Effective neural motor prostheses require a method for decoding neural activity representing desired movement. In particular, the accurate reconstruction of a continuous motion signal is necessary for the control of devices such as computer cursors, robots, or a patient's own paralyzed limbs. For such applications, we developed a real-time system that uses Bayesian inference techniques to estimate hand motion from the firing rates of multiple neurons. In this study, we used recordings that were previously made in the arm area of primary motor cortex in awake behaving monkeys using a chronically implanted multielectrode microarray. Bayesian inference involves computing the posterior probability of the hand motion conditioned on a sequence of observed firing rates; this is formulated in terms of the product of a likelihood and a prior . The likelihood term models the probability of firing rates given a particular hand motion. We found that a linear gaussian model could be used to approximate this likelihood and could be readily learned from a small amount of training data. The prior term defines a probabilistic model of hand kinematics and was also taken to be a linear gaussian model. Decoding was performed using a Kalman filter, which gives an efficient recursive method for Bayesian inference when the likelihood and prior are linear and gaussian.In off-line experiments, the Kalman filter reconstructions of hand trajectory were more accurate than previously reported results.The resulting decoding algorithm provides a principled probabilistic model of motor-cortical coding, decodes hand motion in real time, provides an estimate of uncertainty, and is straightforward to implement. Additionally the formulation unifies and extends previous models of neural coding while providing insights into the motor-cortical code.

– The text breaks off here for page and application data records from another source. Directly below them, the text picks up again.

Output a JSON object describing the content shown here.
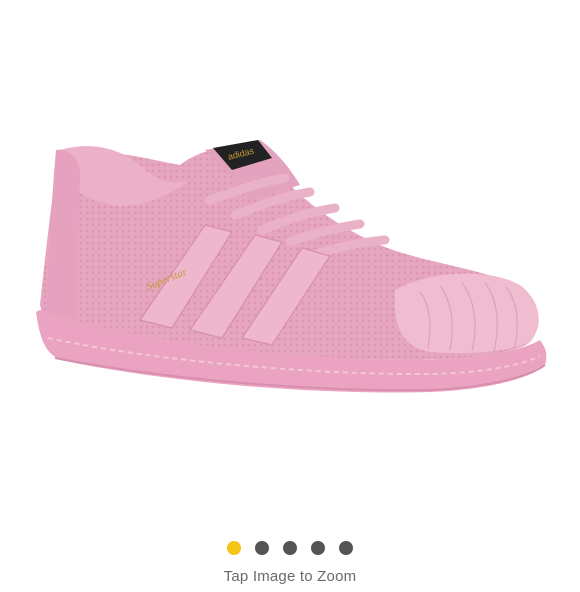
{
  "gallery": {
    "image_alt": "Pink adidas Superstar sneaker with textured upper and shell toe",
    "shoe_brand_mark": "adidas",
    "shoe_side_logo": "Superstar",
    "dots": [
      {
        "active": true
      },
      {
        "active": false
      },
      {
        "active": false
      },
      {
        "active": false
      },
      {
        "active": false
      }
    ],
    "hint_text": "Tap Image to Zoom"
  },
  "colors": {
    "shoe_pink": "#e9a9c3",
    "shoe_pink_light": "#f2c3d6",
    "shoe_pink_dark": "#d48aa8",
    "logo_gold": "#c69a3a",
    "dot_active": "#f3c514",
    "dot_inactive": "#555555"
  }
}
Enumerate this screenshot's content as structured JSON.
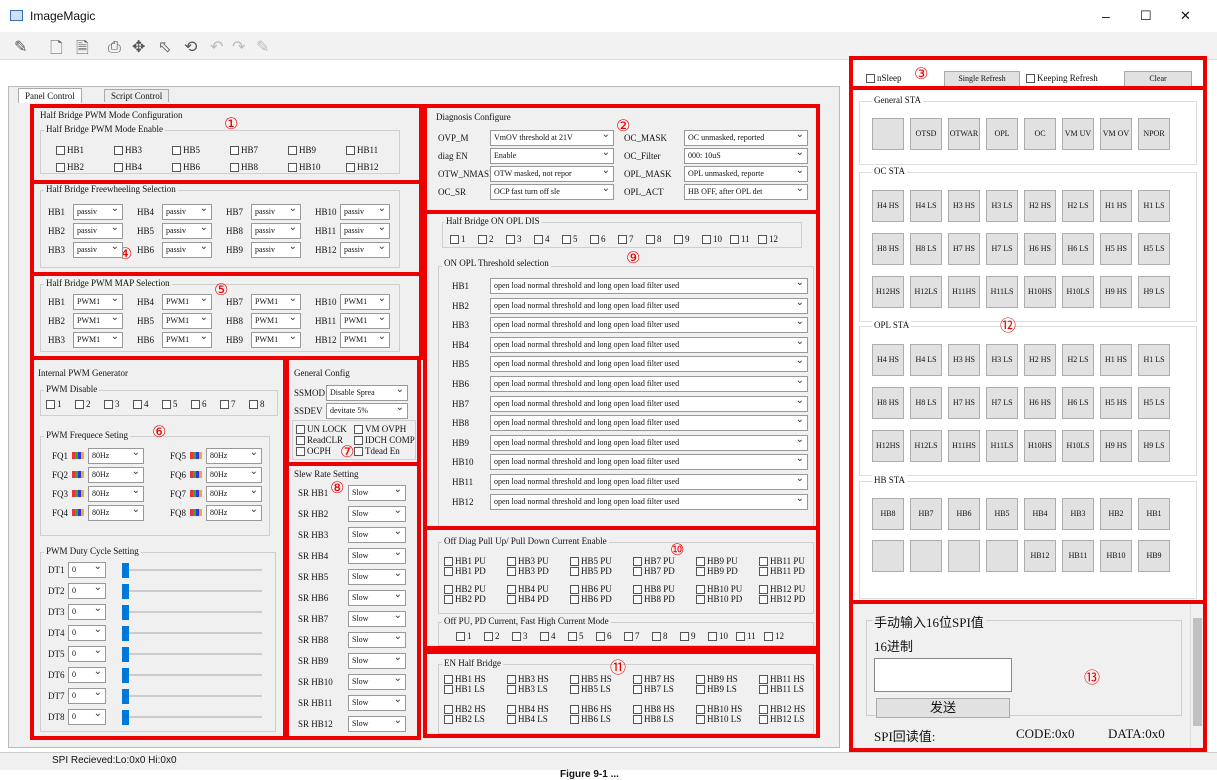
{
  "window": {
    "title": "ImageMagic",
    "minimize": "–",
    "maximize": "☐",
    "close": "✕"
  },
  "tabs": [
    "Panel Control",
    "Script Control"
  ],
  "hbmode": {
    "title": "Half Bridge PWM Mode Configuration",
    "sub": "Half Bridge PWM Mode Enable",
    "items": [
      "HB1",
      "HB3",
      "HB5",
      "HB7",
      "HB9",
      "HB11",
      "HB2",
      "HB4",
      "HB6",
      "HB8",
      "HB10",
      "HB12"
    ]
  },
  "freewheel": {
    "title": "Half Bridge Freewheeling Selection",
    "rows": [
      [
        "HB1",
        "HB4",
        "HB7",
        "HB10"
      ],
      [
        "HB2",
        "HB5",
        "HB8",
        "HB11"
      ],
      [
        "HB3",
        "HB6",
        "HB9",
        "HB12"
      ]
    ],
    "value": "passiv"
  },
  "pwmmap": {
    "title": "Half Bridge PWM MAP Selection",
    "rows": [
      [
        "HB1",
        "HB4",
        "HB7",
        "HB10"
      ],
      [
        "HB2",
        "HB5",
        "HB8",
        "HB11"
      ],
      [
        "HB3",
        "HB6",
        "HB9",
        "HB12"
      ]
    ],
    "value": "PWM1"
  },
  "intpwm": {
    "title": "Internal PWM Generator",
    "disable": "PWM Disable",
    "nums": [
      "1",
      "2",
      "3",
      "4",
      "5",
      "6",
      "7",
      "8"
    ],
    "freq_title": "PWM Frequece Seting",
    "freqs": [
      "FQ1",
      "FQ2",
      "FQ3",
      "FQ4",
      "FQ5",
      "FQ6",
      "FQ7",
      "FQ8"
    ],
    "freq_val": "80Hz",
    "duty_title": "PWM Duty Cycle Setting",
    "duties": [
      "DT1",
      "DT2",
      "DT3",
      "DT4",
      "DT5",
      "DT6",
      "DT7",
      "DT8"
    ],
    "duty_val": "0"
  },
  "genconfig": {
    "title": "General Config",
    "ssmod": "SSMOD",
    "ssmod_val": "Disable Sprea",
    "ssdev": "SSDEV",
    "ssdev_val": "devitate 5%",
    "checks": [
      "UN LOCK",
      "VM OVPH",
      "ReadCLR",
      "IDCH COMP",
      "OCPH",
      "Tdead En"
    ]
  },
  "slew": {
    "title": "Slew Rate Setting",
    "items": [
      "SR HB1",
      "SR HB2",
      "SR HB3",
      "SR HB4",
      "SR HB5",
      "SR HB6",
      "SR HB7",
      "SR HB8",
      "SR HB9",
      "SR HB10",
      "SR HB11",
      "SR HB12"
    ],
    "value": "Slow"
  },
  "diag": {
    "title": "Diagnosis Configure",
    "rows": [
      [
        "OVP_M",
        "VmOV threshold at 21V",
        "OC_MASK",
        "OC unmasked, reported"
      ],
      [
        "diag EN",
        "Enable",
        "OC_Filter",
        "000: 10uS"
      ],
      [
        "OTW_NMASK",
        "OTW masked, not repor",
        "OPL_MASK",
        "OPL unmasked, reporte"
      ],
      [
        "OC_SR",
        "OCP fast turn off sle",
        "OPL_ACT",
        "HB OFF, after OPL det"
      ]
    ]
  },
  "opldis": {
    "title": "Half Bridge ON OPL DIS",
    "nums": [
      "1",
      "2",
      "3",
      "4",
      "5",
      "6",
      "7",
      "8",
      "9",
      "10",
      "11",
      "12"
    ]
  },
  "oplth": {
    "title": "ON OPL Threshold selection",
    "items": [
      "HB1",
      "HB2",
      "HB3",
      "HB4",
      "HB5",
      "HB6",
      "HB7",
      "HB8",
      "HB9",
      "HB10",
      "HB11",
      "HB12"
    ],
    "value": "open load normal threshold and long open load filter used"
  },
  "offdiag": {
    "title": "Off Diag Pull Up/ Pull Down Current Enable",
    "rows": [
      [
        "HB1 PU",
        "HB3 PU",
        "HB5 PU",
        "HB7 PU",
        "HB9 PU",
        "HB11 PU"
      ],
      [
        "HB1 PD",
        "HB3 PD",
        "HB5 PD",
        "HB7 PD",
        "HB9 PD",
        "HB11 PD"
      ],
      [
        "HB2 PU",
        "HB4 PU",
        "HB6 PU",
        "HB8 PU",
        "HB10 PU",
        "HB12 PU"
      ],
      [
        "HB2 PD",
        "HB4 PD",
        "HB6 PD",
        "HB8 PD",
        "HB10 PD",
        "HB12 PD"
      ]
    ],
    "fast_title": "Off PU, PD Current, Fast High Current Mode",
    "nums": [
      "1",
      "2",
      "3",
      "4",
      "5",
      "6",
      "7",
      "8",
      "9",
      "10",
      "11",
      "12"
    ]
  },
  "enhb": {
    "title": "EN Half Bridge",
    "rows": [
      [
        "HB1 HS",
        "HB3 HS",
        "HB5 HS",
        "HB7 HS",
        "HB9 HS",
        "HB11 HS"
      ],
      [
        "HB1 LS",
        "HB3 LS",
        "HB5 LS",
        "HB7 LS",
        "HB9 LS",
        "HB11 LS"
      ],
      [
        "HB2 HS",
        "HB4 HS",
        "HB6 HS",
        "HB8 HS",
        "HB10 HS",
        "HB12 HS"
      ],
      [
        "HB2 LS",
        "HB4 LS",
        "HB6 LS",
        "HB8 LS",
        "HB10 LS",
        "HB12 LS"
      ]
    ]
  },
  "right": {
    "nsleep": "nSleep",
    "single": "Single Refresh",
    "keeping": "Keeping Refresh",
    "clear": "Clear"
  },
  "status": {
    "general": "General STA",
    "general_btns": [
      "",
      "OTSD",
      "OTWAR",
      "OPL",
      "OC",
      "VM UV",
      "VM OV",
      "NPOR"
    ],
    "oc": "OC STA",
    "opl": "OPL STA",
    "rows": [
      [
        "H4 HS",
        "H4 LS",
        "H3 HS",
        "H3 LS",
        "H2 HS",
        "H2 LS",
        "H1 HS",
        "H1 LS"
      ],
      [
        "H8 HS",
        "H8 LS",
        "H7 HS",
        "H7 LS",
        "H6 HS",
        "H6 LS",
        "H5 HS",
        "H5 LS"
      ],
      [
        "H12HS",
        "H12LS",
        "H11HS",
        "H11LS",
        "H10HS",
        "H10LS",
        "H9 HS",
        "H9 LS"
      ]
    ],
    "hb": "HB STA",
    "hb_row1": [
      "HB8",
      "HB7",
      "HB6",
      "HB5",
      "HB4",
      "HB3",
      "HB2",
      "HB1"
    ],
    "hb_row2": [
      "",
      "",
      "",
      "",
      "HB12",
      "HB11",
      "HB10",
      "HB9"
    ]
  },
  "spi": {
    "title": "手动输入16位SPI值",
    "hex": "16进制",
    "send": "发送",
    "readback": "SPI回读值:",
    "code": "CODE:0x0",
    "data": "DATA:0x0"
  },
  "statusbar": {
    "text": "SPI Recieved:Lo:0x0 Hi:0x0"
  },
  "caption": "Figure 9-1 ..."
}
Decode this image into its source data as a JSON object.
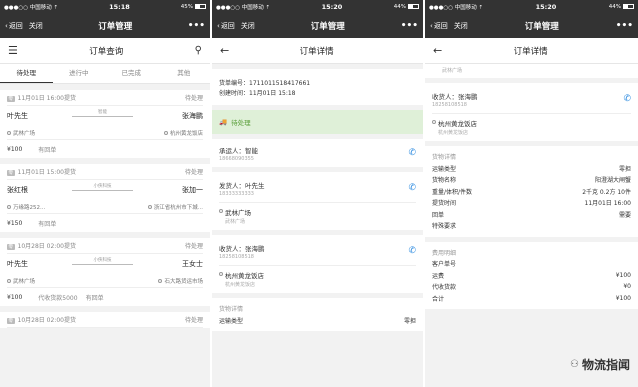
{
  "screens": [
    {
      "carrier": "●●●○○ 中国移动 ⇡",
      "time": "15:18",
      "battery": "45%",
      "battery_fill": 0.45
    },
    {
      "carrier": "●●●○○ 中国移动 ⇡",
      "time": "15:20",
      "battery": "44%",
      "battery_fill": 0.44
    },
    {
      "carrier": "●●●○○ 中国移动 ⇡",
      "time": "15:20",
      "battery": "44%",
      "battery_fill": 0.44
    }
  ],
  "nav": {
    "back": "返回",
    "close": "关闭",
    "title": "订单管理",
    "more": "•••"
  },
  "list": {
    "title": "订单查询",
    "tabs": [
      "待处理",
      "进行中",
      "已完成",
      "其他"
    ],
    "orders": [
      {
        "badge": "零",
        "time": "11月01日 16:00提货",
        "status": "待处理",
        "sender": "叶先生",
        "via": "智能",
        "receiver": "张海鹏",
        "from": "武林广场",
        "to": "杭州黄龙饭店",
        "price": "¥100",
        "receipt": "有回单",
        "extra": ""
      },
      {
        "badge": "零",
        "time": "11月01日 15:00提货",
        "status": "待处理",
        "sender": "张红根",
        "via": "小侠科技",
        "receiver": "张加一",
        "from": "万缘路252...",
        "to": "浙江省杭州市下城...",
        "price": "¥150",
        "receipt": "有回单",
        "extra": ""
      },
      {
        "badge": "零",
        "time": "10月28日 02:00提货",
        "status": "待处理",
        "sender": "叶先生",
        "via": "小侠科技",
        "receiver": "王女士",
        "from": "武林广场",
        "to": "石大路货运市场",
        "price": "¥100",
        "receipt": "有回单",
        "extra": "代收货款5000"
      },
      {
        "badge": "零",
        "time": "10月28日 02:00提货",
        "status": "待处理"
      }
    ]
  },
  "detail": {
    "title": "订单详情",
    "order_no_label": "货单编号：",
    "order_no": "1711011518417661",
    "created_label": "创建时间：",
    "created": "11月01日 15:18",
    "status": "待处理",
    "carrier_label": "承运人：",
    "carrier": "智能",
    "carrier_phone": "18668090355",
    "shipper_label": "发货人：",
    "shipper": "叶先生",
    "shipper_phone": "18333333333",
    "shipper_addr": "武林广场",
    "shipper_addr_sub": "武林广场",
    "consignee_label": "收货人：",
    "consignee": "张海鹏",
    "consignee_phone": "18258108518",
    "consignee_addr": "杭州黄龙饭店",
    "consignee_addr_sub": "杭州黄龙饭店",
    "goods_head": "货物详情",
    "transport_label": "运输类型",
    "transport": "零担"
  },
  "detail2": {
    "top_addr_sub": "武林广场",
    "consignee_label": "收货人：",
    "consignee": "张海鹏",
    "consignee_phone": "18258108518",
    "consignee_addr": "杭州黄龙饭店",
    "consignee_addr_sub": "杭州黄龙饭店",
    "goods_head": "货物详情",
    "goods": [
      {
        "k": "运输类型",
        "v": "零担"
      },
      {
        "k": "货物名称",
        "v": "阳澄湖大闸蟹"
      },
      {
        "k": "重量/体积/件数",
        "v": "2千克 0.2方 10件"
      },
      {
        "k": "提货时间",
        "v": "11月01日 16:00"
      },
      {
        "k": "回单",
        "v": "需要"
      },
      {
        "k": "特殊要求",
        "v": ""
      }
    ],
    "fee_head": "费用明细",
    "fees": [
      {
        "k": "客户单号",
        "v": ""
      },
      {
        "k": "运费",
        "v": "¥100"
      },
      {
        "k": "代收货款",
        "v": "¥0"
      },
      {
        "k": "合计",
        "v": "¥100"
      }
    ]
  },
  "watermark": "物流指闻"
}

Feedforward neural networks trained by error backpropagation are examples of nonparametric regression estimators. We present a tutorial on nonparametric inference and its relation to neural networks, and we use the statistical viewpoint to highlight strengths and weaknesses of neural models. We illustrate the main points with some recognition experiments involving artificial data as well as handwritten numerals. In way of conclusion, we suggest that current-generation feedforward neural networks are largely inadequate for difficult problems in machine perception and machine learning, regardless of parallel-versus-serial hardware or other implementation issues. Furthermore, we suggest that the fundamental challenges in neural modeling are about representation rather than learning per se. This last point is supported by additional experiments with handwritten numerals.